Republican Congressman-Elect Suggests Autism Linked to Vaccines, Without Evidence, Wants to Get 'Real Data' From CDC

Vaccines / Autism
An incoming Republican Congressman wants to question the CDC's data on vaccines and autism. Joe Raedle / Getty Images

Despite multiple reports that measles and other preventable diseases are on the rise due to the decline in vaccine rates, an incoming Republican Congressman is questioning vaccine use. Without offering any proof, Congressman-elect Mark Green told constituents this week that he believed children's vaccines were possibly causing a rise in autism.

"Let me say this about autism," Green, who is a medical doctor said, according to The Tennessean. "I have committed to people in my community, up in Montgomery County, to stand on the CDC's desk and get the real data on vaccines. Because there is some concern that the rise in autism is the result of the preservatives that are in our vaccines."

The Centers for Disease Control and Prevention has taken a strong stance on the connection between Autism and vaccines, there is none. The CDC says vaccines don't cause autism and there is no link between vaccine ingredients and the development disability.

"Some people have had concerns that ASD might be linked to the vaccines children receive, but studies have shown that there is no link between receiving vaccines and developing ASD," the CDC said.

In fact most health organizations are saying diseases like the measles are on the rise due to vaccine rates falling. The World Health Organization said there has been a "resurgence" of measles cases across the world. "Experts say complacency, collapsing health systems and a rise in fake news about the vaccine are behind the rise," a BBC report says.

"Probably in Europe, more than other regions, we are seeing vaccine hesitancy becoming more of a problem than elsewhere," WHO's Dr. Martin Friede told the BBC. "In some groups, this is driven by religious beliefs but in quite a few populations it is spread by false concerns about the safety of vaccines."
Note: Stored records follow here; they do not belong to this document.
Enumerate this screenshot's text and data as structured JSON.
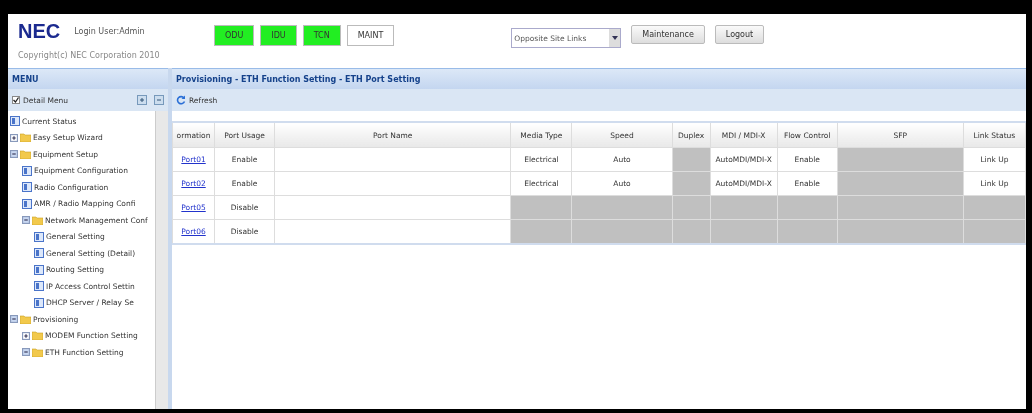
{
  "header": {
    "logo": "NEC",
    "login": "Login User:Admin",
    "copyright": "Copyright(c) NEC Corporation 2010",
    "badges": [
      {
        "label": "ODU",
        "color": "#22ee22"
      },
      {
        "label": "IDU",
        "color": "#22ee22"
      },
      {
        "label": "TCN",
        "color": "#22ee22"
      },
      {
        "label": "MAINT",
        "color": "#ffffff"
      }
    ],
    "site_select": {
      "value": "Opposite Site Links"
    },
    "buttons": [
      "Maintenance",
      "Logout"
    ]
  },
  "sidebar": {
    "title": "MENU",
    "detail_menu": {
      "label": "Detail Menu",
      "checked": true
    },
    "tree": [
      {
        "label": "Current Status",
        "kind": "page"
      },
      {
        "label": "Easy Setup Wizard",
        "kind": "folder",
        "expanded": false
      },
      {
        "label": "Equipment Setup",
        "kind": "folder",
        "expanded": true,
        "children": [
          {
            "label": "Equipment Configuration",
            "kind": "page"
          },
          {
            "label": "Radio Configuration",
            "kind": "page"
          },
          {
            "label": "AMR / Radio Mapping Confi",
            "kind": "page"
          },
          {
            "label": "Network Management Conf",
            "kind": "folder",
            "expanded": true,
            "children": [
              {
                "label": "General Setting",
                "kind": "page"
              },
              {
                "label": "General Setting (Detail)",
                "kind": "page"
              },
              {
                "label": "Routing Setting",
                "kind": "page"
              },
              {
                "label": "IP Access Control Settin",
                "kind": "page"
              },
              {
                "label": "DHCP Server / Relay Se",
                "kind": "page"
              }
            ]
          }
        ]
      },
      {
        "label": "Provisioning",
        "kind": "folder",
        "expanded": true,
        "children": [
          {
            "label": "MODEM Function Setting",
            "kind": "folder",
            "expanded": false
          },
          {
            "label": "ETH Function Setting",
            "kind": "folder",
            "expanded": true
          }
        ]
      }
    ]
  },
  "main": {
    "breadcrumb": "Provisioning - ETH Function Setting - ETH Port Setting",
    "refresh": "Refresh",
    "table": {
      "columns": [
        "ormation",
        "Port Usage",
        "Port Name",
        "Media Type",
        "Speed",
        "Duplex",
        "MDI / MDI-X",
        "Flow Control",
        "SFP",
        "Link Status"
      ],
      "rows": [
        {
          "cells": [
            {
              "text": "Port01",
              "kind": "link"
            },
            {
              "text": "Enable"
            },
            {
              "text": ""
            },
            {
              "text": "Electrical"
            },
            {
              "text": "Auto"
            },
            {
              "disabled": true
            },
            {
              "text": "AutoMDI/MDI-X"
            },
            {
              "text": "Enable"
            },
            {
              "disabled": true
            },
            {
              "text": "Link Up"
            }
          ]
        },
        {
          "cells": [
            {
              "text": "Port02",
              "kind": "link"
            },
            {
              "text": "Enable"
            },
            {
              "text": ""
            },
            {
              "text": "Electrical"
            },
            {
              "text": "Auto"
            },
            {
              "disabled": true
            },
            {
              "text": "AutoMDI/MDI-X"
            },
            {
              "text": "Enable"
            },
            {
              "disabled": true
            },
            {
              "text": "Link Up"
            }
          ]
        },
        {
          "cells": [
            {
              "text": "Port05",
              "kind": "link"
            },
            {
              "text": "Disable"
            },
            {
              "text": ""
            },
            {
              "disabled": true
            },
            {
              "disabled": true
            },
            {
              "disabled": true
            },
            {
              "disabled": true
            },
            {
              "disabled": true
            },
            {
              "disabled": true
            },
            {
              "disabled": true
            }
          ]
        },
        {
          "cells": [
            {
              "text": "Port06",
              "kind": "link"
            },
            {
              "text": "Disable"
            },
            {
              "text": ""
            },
            {
              "disabled": true
            },
            {
              "disabled": true
            },
            {
              "disabled": true
            },
            {
              "disabled": true
            },
            {
              "disabled": true
            },
            {
              "disabled": true
            },
            {
              "disabled": true
            }
          ]
        }
      ]
    }
  }
}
In a statement to USA Today on Wednesday, Green clarified his comments, saying he thinks children should be vaccinated "but more research definitely needs to be done." He "would encourage families to get vaccinated at this time."

President Donald Trump previously nominated Green to be Army Secretary but the congressman-elect removed his name from consideration after comments he made about transgender people, according to NBC News.

"If you poll the psychiatrists, they're going to tell you transgender is a disease," Green previously said. He also seemingly compared transgender people to ISIS terrorists. "So I'm going to protect women in their bathrooms, and I'm going to protect our state against potential infiltration from the Syrian ISIS people in the refugee program."

During the November midterm election Green defeated Democratic Justin Kanew for Senator-elect Marsha Blackburn's District 7 seat with nearly 67 percent of the vote.